The tiny teeth of some of our toddlers are rotting and dental researchers at the University of Sydney are poised to start the second phase of a long-term study to find out why.
Led by Amit Arora from the University’s Faculty of Dentistry , the two-year project, which will get under way next year thanks to government funding announced last week, will investigate the relationship between breastfeeding, bottle feeding, food and beverage intake, dental health and obesity, revealing a wider understanding of kids’ overall health.
Arora, a lecturer in oral health, says dental decay and obesity in early childhood is a significant health concern in Australian children.
"The Child Dental Health Survey of Australia reported that 45 percent of five-year-olds had one or more decayed or missing teeth and 10 percent of those children examined were found to have more than seven decayed teeth. Also 40 percent of the five to six-year-olds who participated in the survey had up to five missing or decayed teeth," says Arora.
Data from the Centre for Oral Health Strategy indicates that despite water fluoridation, dental caries remain a major public health problem, particularly in disadvantaged areas.
"This is a huge burden of disease when one considers there are only 20 baby teeth in the whole mouth," says Arora.
"From previous research we have unfortunately found that the incidence of decay in small children is disproportionately higher in children from lower socioeconomic groups," he adds.
"This can have an overwhelming impact on the children and their families in terms of its effect on their growth, development, nutrition, ability to socialise and function well at school."
Previous research has suggested there may be an association between dental caries and obesity in early childhood as they share common risk factors, mainly diet.
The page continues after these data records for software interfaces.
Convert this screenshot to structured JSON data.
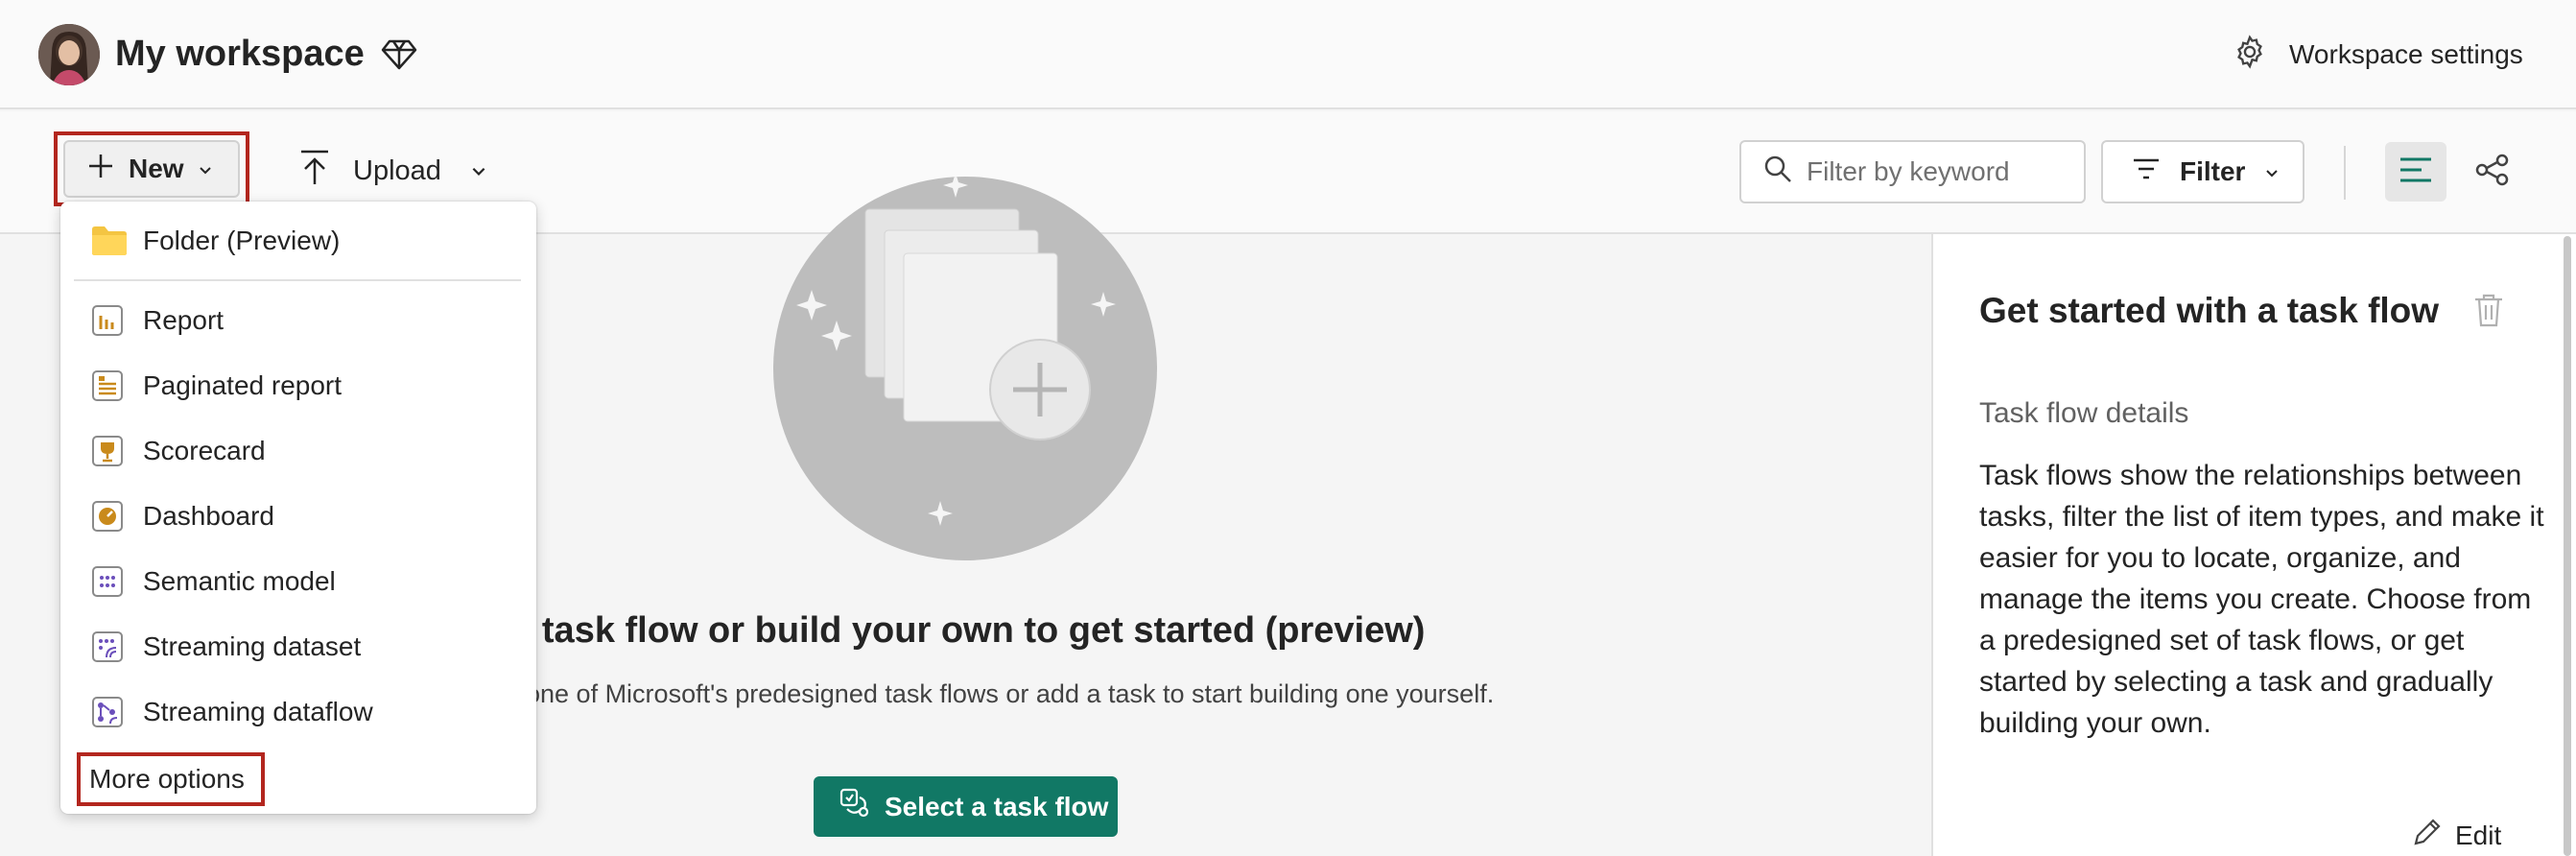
{
  "header": {
    "workspace_title": "My workspace",
    "settings_label": "Workspace settings"
  },
  "toolbar": {
    "new_label": "New",
    "upload_label": "Upload",
    "search_placeholder": "Filter by keyword",
    "filter_label": "Filter"
  },
  "new_menu": {
    "items": [
      {
        "label": "Folder (Preview)",
        "icon": "folder-icon"
      },
      {
        "label": "Report",
        "icon": "report-icon"
      },
      {
        "label": "Paginated report",
        "icon": "paginated-report-icon"
      },
      {
        "label": "Scorecard",
        "icon": "scorecard-icon"
      },
      {
        "label": "Dashboard",
        "icon": "dashboard-icon"
      },
      {
        "label": "Semantic model",
        "icon": "semantic-model-icon"
      },
      {
        "label": "Streaming dataset",
        "icon": "streaming-dataset-icon"
      },
      {
        "label": "Streaming dataflow",
        "icon": "streaming-dataflow-icon"
      }
    ],
    "more_options_label": "More options"
  },
  "main": {
    "heading": "t a task flow or build your own to get started (preview)",
    "subtext": "one of Microsoft's predesigned task flows or add a task to start building one yourself.",
    "select_button_label": "Select a task flow"
  },
  "right_panel": {
    "title": "Get started with a task flow",
    "subtitle": "Task flow details",
    "body": "Task flows show the relationships between tasks, filter the list of item types, and make it easier for you to locate, organize, and manage the items you create. Choose from a predesigned set of task flows, or get started by selecting a task and gradually building your own.",
    "edit_label": "Edit"
  },
  "colors": {
    "accent_green": "#117865",
    "highlight_red": "#b3261e"
  }
}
But there have been only a few longitudinal research studies into the common origins of dental caries and obesity.
Arora says the project will start at the infant phase and research a child’s diet and dental hygiene through to the age of three.
While it is widely recognised that breastfeeding provides terrific nutrition for babies and has been generally considered to protect against obesity, on-demand breastfeeding has been associated with poorer oral health outcomes.
"We are aiming to provide evidence of the relationships between feeding, oral hygiene practices and physical activity for children aged between zero and 36 months," says Arora.
One of the first of its kind, the study, called Infant Feeding including Breastfeeding, and Early Childhood Food and Beverage Intake: Relationships with Early Childhood Caries and Obesity, received funding in the latest round of National Health and Medical Research Council grants announced earlier this month.
The results will provide longitudinal evidence in Australian children and explore the association between breastfeeding and oral health, and between obesity and dental caries.
The study is a joint venture between the University of Sydney, the University of Adelaide and Flinders University in Australia, and Oregon Health and Science University in the United States; Sydney South West Local Health Network; NSW Health; Lactation Consultants Australia and New Zealand and a major research institution in the United States.
Media s: Amit Arora, 02 8821 4371, amit.arora [a] sydney.edu (p) au